    1 year ago

    Why do you (and most journos) persist in referring to Diame as a defensive midfielder? Anybody that has seen him play will realise this is not the case and he is in fact a box-to-box player, whose greatest talent is making aggressive runs at the opposition.

    He does win a lot of tackles, but that does not make him a defensive midifielder, just one that wins tackles. If any team want to buy him for his defensive discipline I think they will be sadly disappointed, however I suspect potential suitors will actually spend time watching him play, unlike those who write about him.

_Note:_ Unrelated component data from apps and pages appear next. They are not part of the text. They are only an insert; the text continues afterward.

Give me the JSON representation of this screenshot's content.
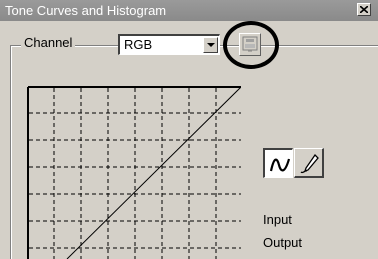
{
  "window": {
    "title": "Tone Curves and Histogram",
    "close_icon": "close-icon"
  },
  "channel": {
    "label": "Channel",
    "selected": "RGB"
  },
  "toolbar": {
    "small_button_icon": "curve-preset-icon",
    "curve_tool_icon": "curve-tool-icon",
    "pencil_tool_icon": "pencil-tool-icon"
  },
  "graph": {
    "curve": "linear",
    "grid": "dashed 4x4"
  },
  "labels": {
    "input": "Input",
    "output": "Output"
  },
  "colors": {
    "titlebar": "#8a8a8a",
    "dialog_bg": "#d4d0c8",
    "highlight_ring": "#000000"
  }
}
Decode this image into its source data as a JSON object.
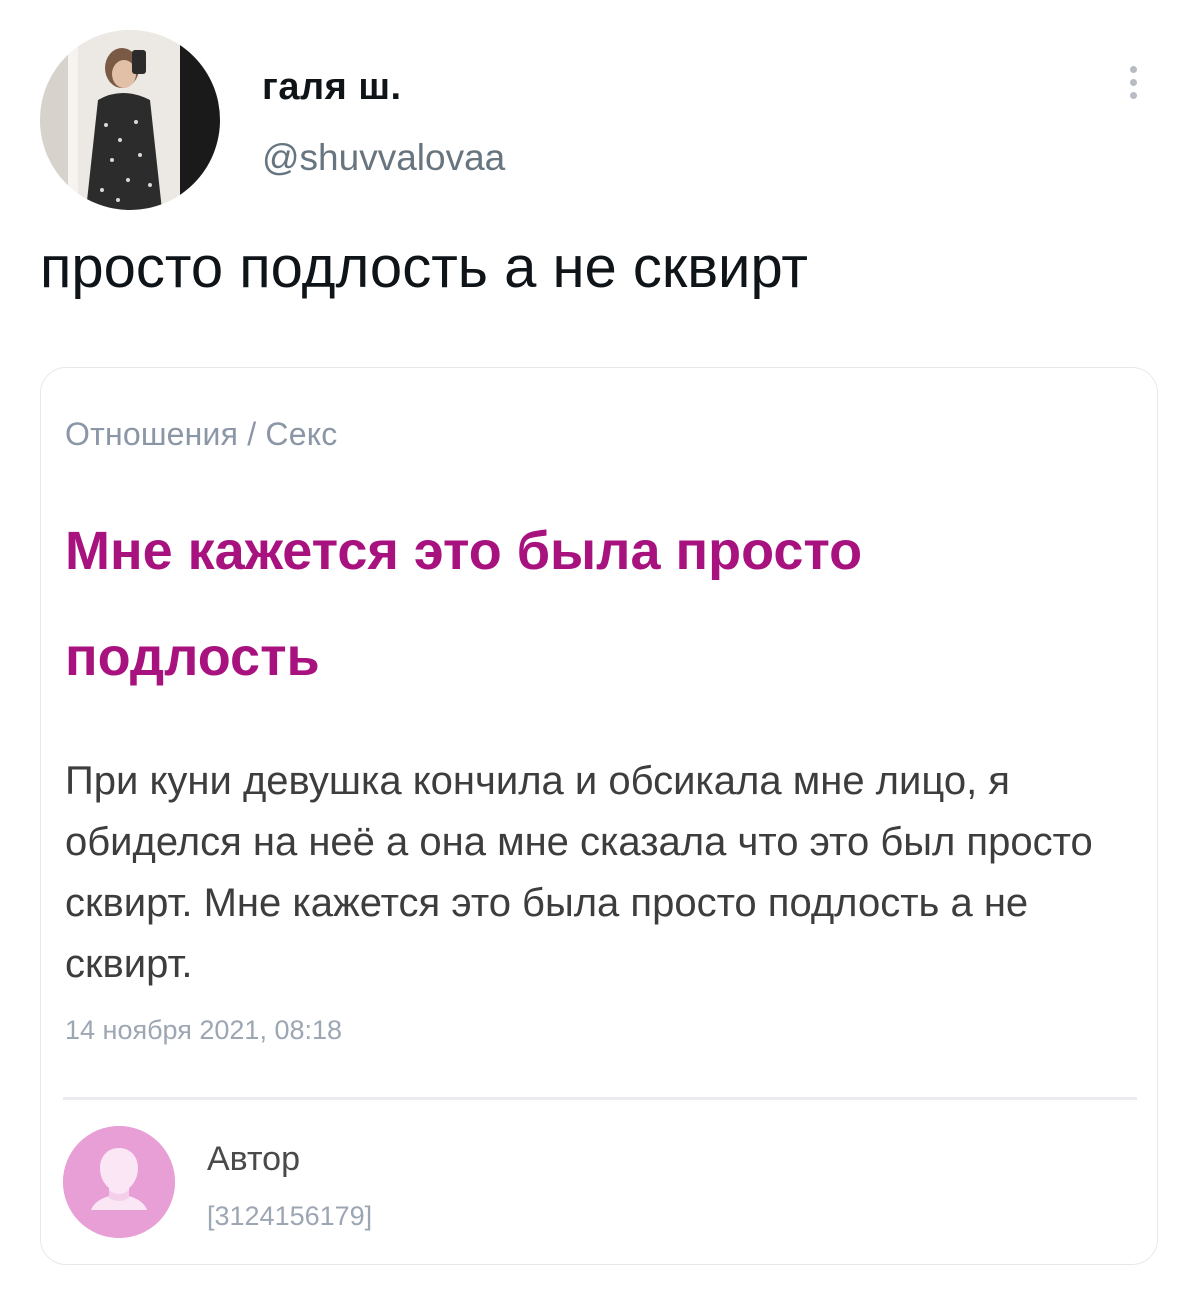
{
  "tweet": {
    "author": {
      "display_name": "галя ш.",
      "handle": "@shuvvalovaa",
      "avatar_icon": "user-photo-avatar"
    },
    "more_icon": "vertical-ellipsis-icon",
    "text": "просто подлость а не сквирт"
  },
  "article": {
    "breadcrumb": "Отношения / Секс",
    "title": "Мне кажется это была просто подлость",
    "body": "При куни девушка кончила и обсикала мне лицо, я обиделся на неё а она мне сказала что это был просто сквирт. Мне кажется это была просто подлость а не сквирт.",
    "date": "14 ноября 2021, 08:18",
    "author": {
      "label": "Автор",
      "id": "[3124156179]",
      "avatar_icon": "anonymous-user-icon"
    }
  },
  "colors": {
    "title_accent": "#a8127f",
    "author_avatar_bg": "#e89fd6",
    "muted_text": "#9da6b3"
  }
}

    Reply
    • Tommy7
      1 year ago

      It’s a good point, he is a box to box midfielder, however calling him a DM isn’t wrong either. If this is your 1st season watching Diamé you’d think he wasn’t a defensive midfielder. However watching him for Rayo, Wigan and Senegal, he certainly has been. I do agree that forcing him to hold, could waste his ability to burst past players with power and skill. But I do think if he moved to a big club, you’d see his defensive attributes a lot more. Statistically the best tackler in the PL. I personally think he’s the best of his kind in the world. Also, the writer of this very good article asked if he’s better than a fully fit Diaby? In my opinion – Yes, in virtually every department.

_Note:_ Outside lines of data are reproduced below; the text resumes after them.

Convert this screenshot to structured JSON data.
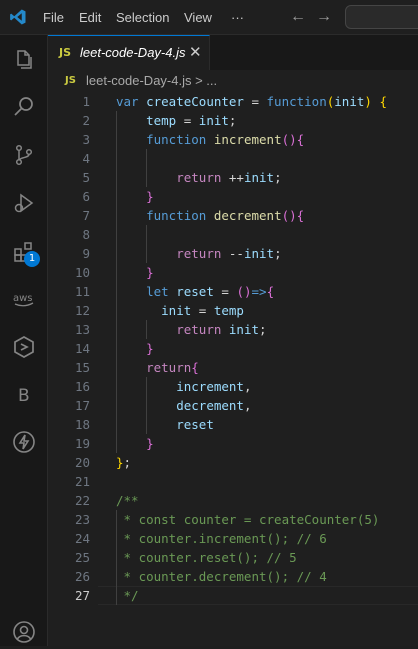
{
  "menu": [
    "File",
    "Edit",
    "Selection",
    "View",
    "···"
  ],
  "tab": {
    "icon": "JS",
    "label": "leet-code-Day-4.js",
    "close": "✕"
  },
  "breadcrumb": {
    "icon": "JS",
    "text": "leet-code-Day-4.js > ..."
  },
  "activity": {
    "extensions_badge": "1",
    "b_label": "B"
  },
  "colors": {
    "accent": "#0078d4",
    "keyword": "#569cd6",
    "control": "#c586c0",
    "variable": "#9cdcfe",
    "function": "#dcdcaa",
    "comment": "#6a9955"
  },
  "editor": {
    "current_line": 27,
    "lines": [
      {
        "n": "1",
        "tokens": [
          [
            "k",
            "var"
          ],
          [
            "p",
            " "
          ],
          [
            "v",
            "createCounter"
          ],
          [
            "p",
            " = "
          ],
          [
            "k",
            "function"
          ],
          [
            "b1",
            "("
          ],
          [
            "v",
            "init"
          ],
          [
            "b1",
            ")"
          ],
          [
            "p",
            " "
          ],
          [
            "b1",
            "{"
          ]
        ]
      },
      {
        "n": "2",
        "tokens": [
          [
            "p",
            "    "
          ],
          [
            "v",
            "temp"
          ],
          [
            "p",
            " = "
          ],
          [
            "v",
            "init"
          ],
          [
            "p",
            ";"
          ]
        ]
      },
      {
        "n": "3",
        "tokens": [
          [
            "p",
            "    "
          ],
          [
            "k",
            "function"
          ],
          [
            "p",
            " "
          ],
          [
            "f",
            "increment"
          ],
          [
            "b2",
            "()"
          ],
          [
            "b2",
            "{"
          ]
        ]
      },
      {
        "n": "4",
        "tokens": []
      },
      {
        "n": "5",
        "tokens": [
          [
            "p",
            "        "
          ],
          [
            "kc",
            "return"
          ],
          [
            "p",
            " ++"
          ],
          [
            "v",
            "init"
          ],
          [
            "p",
            ";"
          ]
        ]
      },
      {
        "n": "6",
        "tokens": [
          [
            "p",
            "    "
          ],
          [
            "b2",
            "}"
          ]
        ]
      },
      {
        "n": "7",
        "tokens": [
          [
            "p",
            "    "
          ],
          [
            "k",
            "function"
          ],
          [
            "p",
            " "
          ],
          [
            "f",
            "decrement"
          ],
          [
            "b2",
            "()"
          ],
          [
            "b2",
            "{"
          ]
        ]
      },
      {
        "n": "8",
        "tokens": []
      },
      {
        "n": "9",
        "tokens": [
          [
            "p",
            "        "
          ],
          [
            "kc",
            "return"
          ],
          [
            "p",
            " --"
          ],
          [
            "v",
            "init"
          ],
          [
            "p",
            ";"
          ]
        ]
      },
      {
        "n": "10",
        "tokens": [
          [
            "p",
            "    "
          ],
          [
            "b2",
            "}"
          ]
        ]
      },
      {
        "n": "11",
        "tokens": [
          [
            "p",
            "    "
          ],
          [
            "k",
            "let"
          ],
          [
            "p",
            " "
          ],
          [
            "v",
            "reset"
          ],
          [
            "p",
            " = "
          ],
          [
            "b2",
            "()"
          ],
          [
            "k",
            "=>"
          ],
          [
            "b2",
            "{"
          ]
        ]
      },
      {
        "n": "12",
        "tokens": [
          [
            "p",
            "      "
          ],
          [
            "v",
            "init"
          ],
          [
            "p",
            " = "
          ],
          [
            "v",
            "temp"
          ]
        ]
      },
      {
        "n": "13",
        "tokens": [
          [
            "p",
            "        "
          ],
          [
            "kc",
            "return"
          ],
          [
            "p",
            " "
          ],
          [
            "v",
            "init"
          ],
          [
            "p",
            ";"
          ]
        ]
      },
      {
        "n": "14",
        "tokens": [
          [
            "p",
            "    "
          ],
          [
            "b2",
            "}"
          ]
        ]
      },
      {
        "n": "15",
        "tokens": [
          [
            "p",
            "    "
          ],
          [
            "kc",
            "return"
          ],
          [
            "b2",
            "{"
          ]
        ]
      },
      {
        "n": "16",
        "tokens": [
          [
            "p",
            "        "
          ],
          [
            "v",
            "increment"
          ],
          [
            "p",
            ","
          ]
        ]
      },
      {
        "n": "17",
        "tokens": [
          [
            "p",
            "        "
          ],
          [
            "v",
            "decrement"
          ],
          [
            "p",
            ","
          ]
        ]
      },
      {
        "n": "18",
        "tokens": [
          [
            "p",
            "        "
          ],
          [
            "v",
            "reset"
          ]
        ]
      },
      {
        "n": "19",
        "tokens": [
          [
            "p",
            "    "
          ],
          [
            "b2",
            "}"
          ]
        ]
      },
      {
        "n": "20",
        "tokens": [
          [
            "b1",
            "}"
          ],
          [
            "p",
            ";"
          ]
        ]
      },
      {
        "n": "21",
        "tokens": []
      },
      {
        "n": "22",
        "tokens": [
          [
            "c",
            "/**"
          ]
        ]
      },
      {
        "n": "23",
        "tokens": [
          [
            "c",
            " * const counter = createCounter(5)"
          ]
        ]
      },
      {
        "n": "24",
        "tokens": [
          [
            "c",
            " * counter.increment(); // 6"
          ]
        ]
      },
      {
        "n": "25",
        "tokens": [
          [
            "c",
            " * counter.reset(); // 5"
          ]
        ]
      },
      {
        "n": "26",
        "tokens": [
          [
            "c",
            " * counter.decrement(); // 4"
          ]
        ]
      },
      {
        "n": "27",
        "tokens": [
          [
            "c",
            " */"
          ]
        ]
      }
    ]
  }
}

      Reply
    • chris from Cambridge
      1 year ago

      Well said.

      Reply
  • Alan
    1 year ago

    Tommy7. You’ve obviously watched him a lot but, just out of interest, would you rate him as better than Sandro?

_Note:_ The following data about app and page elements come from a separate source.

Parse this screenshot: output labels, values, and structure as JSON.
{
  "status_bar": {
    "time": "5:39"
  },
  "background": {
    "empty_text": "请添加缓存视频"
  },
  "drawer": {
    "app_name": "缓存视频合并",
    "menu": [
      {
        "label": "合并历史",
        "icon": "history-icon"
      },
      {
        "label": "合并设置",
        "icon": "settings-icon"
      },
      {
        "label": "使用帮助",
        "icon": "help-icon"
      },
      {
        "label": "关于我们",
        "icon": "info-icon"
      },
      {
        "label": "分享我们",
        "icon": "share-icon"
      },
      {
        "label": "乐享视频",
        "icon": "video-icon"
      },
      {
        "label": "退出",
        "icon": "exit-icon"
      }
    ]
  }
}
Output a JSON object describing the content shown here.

    Reply
  • scottk
    1 year ago

    sssshhhhhhhh!!!! wenger maybe listening.

    Reply
    • Alan
      1 year ago

      I don’t for one moment think he’s THAT good – so perhaps I should have asked if he was better than Scotty?

      Reply
  • Stoph
    1 year ago

    “A Tottenham or An Arsenal” … you are aware there are only one of each, yeah?

    Reply